The Wildlife Genetics team at the Institute for Applied Ecology (IAE) have a broad range of expertise from traditional population genetics through to eDNA and genomic tools. Applying DNA technologies for biodiversity and conservation outcomes is a prime focus of the team. We combine genomic trace DNA and DNA genotyping to probe the historical phylogeography of Australasian fauna and to solve
problems of forensic and ecological importance. End users of this science include conservation management agencies, environmental regulatory authorities, and other research institutions. We also partner with the Invasive Animals CRC, and a major private sector provider on-site, Diverse Arrays Technology (DArT).
What we do:
- Species identification from trace environmental samples (eDNA) including scats, saliva from wound sites, hair fragments, other tissues, and freshwater samples to detect invasive and native species in aquatic and terrestrial environments.
- Rapid development of population genetic markers to track individual movements, species distribution and diet.
- Application of population genetic analysis to determine population and species boundaries, detect dispersal and identify individuals.
- Spatial and genetic modelling
- Trace DNA laboratory
- Separate pre and post PCR facilities
- Sample preparation in PC2 laboratories
- Frozen tissue collection for native and invasive vertebrates
- Animal holding facility

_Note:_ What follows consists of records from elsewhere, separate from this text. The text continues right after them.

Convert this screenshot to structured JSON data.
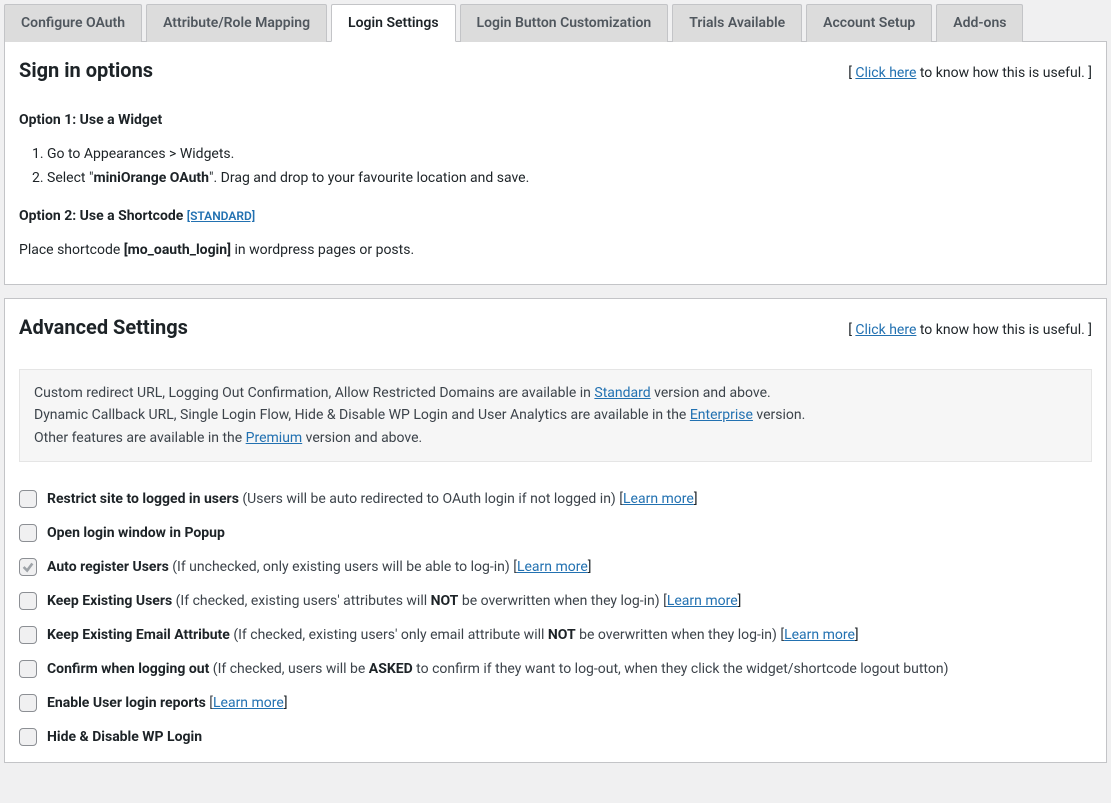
{
  "tabs": [
    {
      "label": "Configure OAuth",
      "active": false
    },
    {
      "label": "Attribute/Role Mapping",
      "active": false
    },
    {
      "label": "Login Settings",
      "active": true
    },
    {
      "label": "Login Button Customization",
      "active": false
    },
    {
      "label": "Trials Available",
      "active": false
    },
    {
      "label": "Account Setup",
      "active": false
    },
    {
      "label": "Add-ons",
      "active": false
    }
  ],
  "signin": {
    "title": "Sign in options",
    "useful_prefix": "[ ",
    "useful_link": "Click here",
    "useful_suffix": " to know how this is useful. ]",
    "option1_heading": "Option 1: Use a Widget",
    "step1": "Go to Appearances > Widgets.",
    "step2_a": "Select \"",
    "step2_b": "miniOrange OAuth",
    "step2_c": "\". Drag and drop to your favourite location and save.",
    "option2_heading": "Option 2: Use a Shortcode ",
    "option2_badge": "[STANDARD]",
    "shortcode_a": "Place shortcode ",
    "shortcode_b": "[mo_oauth_login]",
    "shortcode_c": " in wordpress pages or posts."
  },
  "advanced": {
    "title": "Advanced Settings",
    "useful_prefix": "[ ",
    "useful_link": "Click here",
    "useful_suffix": " to know how this is useful. ]",
    "info_l1a": "Custom redirect URL, Logging Out Confirmation, Allow Restricted Domains are available in ",
    "info_l1b": "Standard",
    "info_l1c": " version and above.",
    "info_l2a": "Dynamic Callback URL, Single Login Flow, Hide & Disable WP Login and User Analytics are available in the ",
    "info_l2b": "Enterprise",
    "info_l2c": " version.",
    "info_l3a": "Other features are available in the ",
    "info_l3b": "Premium",
    "info_l3c": " version and above.",
    "learn_more": "Learn more",
    "rows": {
      "restrict": {
        "bold": "Restrict site to logged in users",
        "hint": " (Users will be auto redirected to OAuth login if not logged in) [",
        "has_learn": true,
        "close": "]"
      },
      "popup": {
        "bold": "Open login window in Popup",
        "hint": "",
        "has_learn": false,
        "close": ""
      },
      "autoreg": {
        "bold": "Auto register Users",
        "hint": " (If unchecked, only existing users will be able to log-in) [",
        "has_learn": true,
        "close": "]"
      },
      "keepusers": {
        "bold": "Keep Existing Users",
        "hint_a": " (If checked, existing users' attributes will ",
        "not": "NOT",
        "hint_b": " be overwritten when they log-in) [",
        "has_learn": true,
        "close": "]"
      },
      "keepemail": {
        "bold": "Keep Existing Email Attribute",
        "hint_a": " (If checked, existing users' only email attribute will ",
        "not": "NOT",
        "hint_b": " be overwritten when they log-in) [",
        "has_learn": true,
        "close": "]"
      },
      "confirm": {
        "bold": "Confirm when logging out",
        "hint_a": " (If checked, users will be ",
        "asked": "ASKED",
        "hint_b": " to confirm if they want to log-out, when they click the widget/shortcode logout button)",
        "has_learn": false,
        "close": ""
      },
      "reports": {
        "bold": "Enable User login reports",
        "hint": " [",
        "has_learn": true,
        "close": "]"
      },
      "hidewp": {
        "bold": "Hide & Disable WP Login",
        "hint": "",
        "has_learn": false,
        "close": ""
      }
    }
  }
}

Find out more about genetics and genomics at the IAE by contacting Professor Stephen Sarre, phone (02) 6201 5657 or email Stephen.Sarre@canberra.edu.au, or Associate Professor Dianne Gleeson, phone (02) 6201 2237 or email Dianne.Gleeson@canberra.edu.au.
For further information, see our Capability Statement.
Not so fantastic Mr. Fox
The presence of foxes (Vulpes vulpes) in Tasmania has been hotly debated, with claimed sightings by the public and road kill carcasses. However a team of researchers from the University of Canberra have been using DNA analysis of predator scats (faeces) to detect its presence across northern and eastern Tasmania.
The distribution of foxes was assessed by undertaking a systematic survey of potentially suitable habitat, with 9,500 scats collected and screened for the presence of fox DNA. This information was used by the Tasmanian Department of Primary Industries, Parks, Water and Environment to develop and implement a broad-scale fox baiting and monitoring program.
The homeless earless dragon?
The grassland earless dragon (Tympanocyrptis pinguicolla) has suffered a large decline in population size and range due to development of its grassland habitat. Once widespread, this reptile is currently restricted to just three small areas in New South Wales and the Australian Capital Territory.
Researchers at the IAE have used genetic markers known as “microsatellites” to characterise the genetic profiles of the dragons. The results found a clear genetic distinction between animals from North and South Canberra, and animals from the Monaro region. Identifying different genetic units is important for conservation efforts to ensure evolutionary potential is maintained in each population, and can help inform a captive breeding program.
Photo Credit: Anna MacDonald
Mating into extinction
The Running River Rainbowfish is a small, strikingly coloured species that lives exclusively in a 13 km stretch of the Running River, Queensland. Due to geographic constraints the Running River Rainbowfish have lived in isolation for thousands of years, and have evolved to become physically and genetically distinct.
Unfortunately in 2012 and 2015 Eastern Rainbowfish were introduced to the Running River, and the two species have begun breeding and genetically diluting their population to produce a hybrid swarm. Researchers from the IAE captured Running River Rainbowfish at this crucial moment and have established a successful captive breeding program. Researchers used genetic testing to identify pure rainbowfish to breed, with 5000 of their offspring being stocked into two nearby creeks to provide a home to pure populations and thus ensure their conservation in wild habitats.
Photo Credit: Mark Lintermans
On a stoat hunt
The stoat (Mustela ermine) has made a name for itself as one of the most destructive invasive species in New Zealand. Maintaining stoat free offshore islands is extremely important for threatened native birds. However, stoats are highly invasive due to their competent swimming ability and reproductive biology. Female stoats are always pregnant, and any female that arrives on an island is capable of founding a new population. As such, their reincursion potential is extremely high.
Scientists at the IAE worked to quantify the rates of immigration and survival of stoats on Secretary Island. Using trapped stoats over a six year period scientist could compare genetic relationships, age and sex of individuals. This information was used to inform management practices and eradication efforts.
Photo Credit: Peter Morrin